Say: We go through different seasons as the Earth rotates the sun. We have four seasons where we live. They relate to where the Earth is around the sun.

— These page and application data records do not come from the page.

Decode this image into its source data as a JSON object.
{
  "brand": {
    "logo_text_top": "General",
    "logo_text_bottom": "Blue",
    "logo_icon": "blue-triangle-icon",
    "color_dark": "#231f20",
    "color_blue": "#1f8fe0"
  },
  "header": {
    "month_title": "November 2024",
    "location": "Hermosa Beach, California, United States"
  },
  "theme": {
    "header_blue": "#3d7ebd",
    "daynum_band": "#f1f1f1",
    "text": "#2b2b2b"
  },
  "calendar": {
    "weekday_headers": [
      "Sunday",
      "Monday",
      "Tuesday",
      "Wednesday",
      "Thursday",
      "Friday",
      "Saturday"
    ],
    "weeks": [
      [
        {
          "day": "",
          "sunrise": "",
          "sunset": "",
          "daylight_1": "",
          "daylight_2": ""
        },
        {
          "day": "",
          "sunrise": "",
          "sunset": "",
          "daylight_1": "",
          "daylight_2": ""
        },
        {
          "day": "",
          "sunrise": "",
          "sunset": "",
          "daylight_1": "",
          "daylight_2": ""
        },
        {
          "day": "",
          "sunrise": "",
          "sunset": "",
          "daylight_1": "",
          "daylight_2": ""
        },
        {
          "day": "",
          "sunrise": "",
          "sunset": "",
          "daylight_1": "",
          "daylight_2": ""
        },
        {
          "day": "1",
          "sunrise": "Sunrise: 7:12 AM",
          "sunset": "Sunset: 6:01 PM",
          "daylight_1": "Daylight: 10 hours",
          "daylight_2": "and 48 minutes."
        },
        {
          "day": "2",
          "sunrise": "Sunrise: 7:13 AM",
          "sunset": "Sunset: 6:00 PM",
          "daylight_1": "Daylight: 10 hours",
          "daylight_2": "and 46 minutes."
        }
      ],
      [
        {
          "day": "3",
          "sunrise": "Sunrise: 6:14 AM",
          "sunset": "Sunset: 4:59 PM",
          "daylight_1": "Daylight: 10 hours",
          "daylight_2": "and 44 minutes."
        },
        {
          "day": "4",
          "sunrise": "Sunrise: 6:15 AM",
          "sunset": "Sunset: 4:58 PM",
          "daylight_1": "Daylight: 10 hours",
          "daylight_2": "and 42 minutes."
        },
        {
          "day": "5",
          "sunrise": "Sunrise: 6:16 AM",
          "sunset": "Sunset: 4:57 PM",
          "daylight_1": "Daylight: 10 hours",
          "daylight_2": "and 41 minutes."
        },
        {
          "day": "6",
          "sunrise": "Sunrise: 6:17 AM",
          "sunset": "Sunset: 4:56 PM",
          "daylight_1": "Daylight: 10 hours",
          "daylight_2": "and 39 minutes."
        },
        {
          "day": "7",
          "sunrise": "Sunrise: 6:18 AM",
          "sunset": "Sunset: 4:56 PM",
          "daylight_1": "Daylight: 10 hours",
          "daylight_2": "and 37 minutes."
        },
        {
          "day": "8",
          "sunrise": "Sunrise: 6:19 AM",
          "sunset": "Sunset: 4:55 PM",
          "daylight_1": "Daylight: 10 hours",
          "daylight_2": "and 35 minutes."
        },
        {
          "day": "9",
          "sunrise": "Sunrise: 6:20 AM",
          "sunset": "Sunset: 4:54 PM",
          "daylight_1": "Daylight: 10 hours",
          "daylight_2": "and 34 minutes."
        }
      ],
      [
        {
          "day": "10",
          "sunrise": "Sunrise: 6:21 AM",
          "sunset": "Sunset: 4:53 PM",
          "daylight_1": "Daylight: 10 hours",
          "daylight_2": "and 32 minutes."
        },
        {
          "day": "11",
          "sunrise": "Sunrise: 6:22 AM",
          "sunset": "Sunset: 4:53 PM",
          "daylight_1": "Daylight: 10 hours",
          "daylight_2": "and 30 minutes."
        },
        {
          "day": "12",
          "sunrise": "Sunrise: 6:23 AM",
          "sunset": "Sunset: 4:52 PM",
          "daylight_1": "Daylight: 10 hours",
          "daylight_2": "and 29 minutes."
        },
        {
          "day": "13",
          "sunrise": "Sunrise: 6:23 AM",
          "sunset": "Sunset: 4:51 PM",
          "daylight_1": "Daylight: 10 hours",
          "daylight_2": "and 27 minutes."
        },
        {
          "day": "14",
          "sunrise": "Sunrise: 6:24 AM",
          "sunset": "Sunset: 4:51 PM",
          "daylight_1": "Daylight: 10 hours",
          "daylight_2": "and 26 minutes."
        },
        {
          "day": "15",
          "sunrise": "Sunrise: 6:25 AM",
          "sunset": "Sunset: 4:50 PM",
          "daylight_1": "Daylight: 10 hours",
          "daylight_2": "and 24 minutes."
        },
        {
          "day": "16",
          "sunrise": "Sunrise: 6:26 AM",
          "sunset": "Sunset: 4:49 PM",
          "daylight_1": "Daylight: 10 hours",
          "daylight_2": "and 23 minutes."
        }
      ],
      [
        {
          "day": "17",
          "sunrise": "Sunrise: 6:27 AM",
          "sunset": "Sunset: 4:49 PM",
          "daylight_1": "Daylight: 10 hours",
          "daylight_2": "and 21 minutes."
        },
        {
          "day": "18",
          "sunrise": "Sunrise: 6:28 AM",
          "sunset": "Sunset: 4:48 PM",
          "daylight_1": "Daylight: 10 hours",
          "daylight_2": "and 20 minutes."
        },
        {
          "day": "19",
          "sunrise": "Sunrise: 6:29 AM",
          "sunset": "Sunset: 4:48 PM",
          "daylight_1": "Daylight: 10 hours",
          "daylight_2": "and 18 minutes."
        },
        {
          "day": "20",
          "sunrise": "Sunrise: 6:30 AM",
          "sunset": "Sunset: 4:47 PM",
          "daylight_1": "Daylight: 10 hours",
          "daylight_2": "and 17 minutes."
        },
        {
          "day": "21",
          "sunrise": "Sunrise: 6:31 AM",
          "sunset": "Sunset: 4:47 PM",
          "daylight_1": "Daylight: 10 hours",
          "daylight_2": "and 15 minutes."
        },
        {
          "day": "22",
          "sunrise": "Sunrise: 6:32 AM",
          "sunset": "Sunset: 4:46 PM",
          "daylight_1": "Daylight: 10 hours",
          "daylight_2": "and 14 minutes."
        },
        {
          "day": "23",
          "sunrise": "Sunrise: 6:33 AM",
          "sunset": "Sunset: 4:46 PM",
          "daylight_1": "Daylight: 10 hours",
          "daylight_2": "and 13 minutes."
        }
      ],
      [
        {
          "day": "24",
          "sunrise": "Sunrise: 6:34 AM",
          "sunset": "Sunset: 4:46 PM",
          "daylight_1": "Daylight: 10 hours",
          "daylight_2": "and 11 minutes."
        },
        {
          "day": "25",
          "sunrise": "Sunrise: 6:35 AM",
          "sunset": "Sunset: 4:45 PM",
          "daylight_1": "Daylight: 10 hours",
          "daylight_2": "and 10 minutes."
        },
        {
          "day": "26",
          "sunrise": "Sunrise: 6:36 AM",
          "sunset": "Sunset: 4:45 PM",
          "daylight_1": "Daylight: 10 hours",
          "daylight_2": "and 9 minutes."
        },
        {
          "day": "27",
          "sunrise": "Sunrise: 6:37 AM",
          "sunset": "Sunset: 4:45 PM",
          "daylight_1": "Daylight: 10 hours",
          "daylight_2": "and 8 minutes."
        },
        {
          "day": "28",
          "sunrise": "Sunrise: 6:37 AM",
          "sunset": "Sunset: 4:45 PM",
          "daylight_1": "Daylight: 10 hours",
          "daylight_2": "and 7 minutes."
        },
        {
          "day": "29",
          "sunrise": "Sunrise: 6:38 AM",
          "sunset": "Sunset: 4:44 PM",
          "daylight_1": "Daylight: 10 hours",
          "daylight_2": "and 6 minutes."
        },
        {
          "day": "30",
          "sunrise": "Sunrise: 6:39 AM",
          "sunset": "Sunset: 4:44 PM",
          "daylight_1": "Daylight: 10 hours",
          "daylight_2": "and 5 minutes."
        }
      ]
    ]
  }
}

Lesson:
Have each student identify the four seasons. Using the classroom smart board, visit the website Google Images. Tell the students they will be creating a “weather mobile” during the week. Ask them to help you select images to print for our weather mobiles. Under the Google search, use words like: “weather symbols”, “weather icons” and “weather seasons.” Also visit the website cute little boy weather clip art. Have the students select images to print for the weather mobiles as well. Talk about the differences we saw in the clip art. Ask the students which kind they liked better and why. Tell the students that they will be able to choose which type of clip art they’d like in their mobiles.
Art/Writing Assignment:
Following the lesson, Take a trip outdoors with the students and help each student collect two sticks that are about the same length. Cross the sticks or twigs to make a plus sign, and wrap the yarn around the spot where both sticks cross. Tie securely, and add another piece of yarn tied to the middle to hang the mobile from. Ask the students to name the four seasons. Once they named all four, discuss what types of weather you might see and feel during each season. Present the children with various clip art photos that they can choose for each season. Have each student label the season on the back of the photo with a marker. Punch a hole in top of each picture and tie to the student’s mobile. Hang the weather mobiles up in a special place in the classroom.
Extension:
Gather the students together at the circle rug. Remind them about the mobile they created and the clip art they chose. Have each student share his/her mobile and point to the side that matches the day’s season. Tell the students that during centers a choice activity at the computer centers will be to play the game “Dress Bobingo!” Explain to them that they need to help Bobingo dress for each season by selecting the correct clothes to wear each time. Demonstrate how to play using the website: http://www.bbc.co.uk/wales/bobinogs/games/game.shtml?1

Modifications:
For students who may have difficulty remembering types of seasons I would provide picture supports through board maker or clip art which depict summer, fall, winter, and spring. I would use picture supports to help students decide which type of season it is currently and which type of season they like best.
For students who have difficulty writing, I would have each season typed on paper and have the students identify the correct season “word” and match it with the appropriate clip art picture for the mobile.
Assessments:
Anecdotal records of teacher observation will be taken during each student’s opportunity to share his/her mobile and by watching them interact with the computer activity. The teacher will look for the following when observing:
· Can the student identify and label each season.
· Is the student able to identify characteristics of each season (sunny, cloudy, hot, windy, longer nights, etc.)
· Are the students able to accurately identify the appropriate clothing for “Bobingo” using the computer program?
Rhode Island Physical Science Grade Level Expectations:
Grade Span Expectations (K-4)
PS2 (K-4) SAE+INQ – 6
Experiment, observe, or predict how heat might move from one object to another.

PS2 (K-2)–6
Students demonstrate an understanding of energy by…
6a describing that the sun warms land and water.
6b describing that objects change in temperature
By adding or subtracting heat.

PS2 (3-4)–6
Students demonstrate an understanding of energy by…
6a describing how heat moves from warm objects to cold objects until
both objects are the same temperature.
6b showing that heat moves from one object to another causing temperature change
(e.g., when land heats
up it warms the air).
PS 2 - Energy is necessary for change to occur in matter. Energy can be stored, transferred, and transformed, but cannot be destroyed.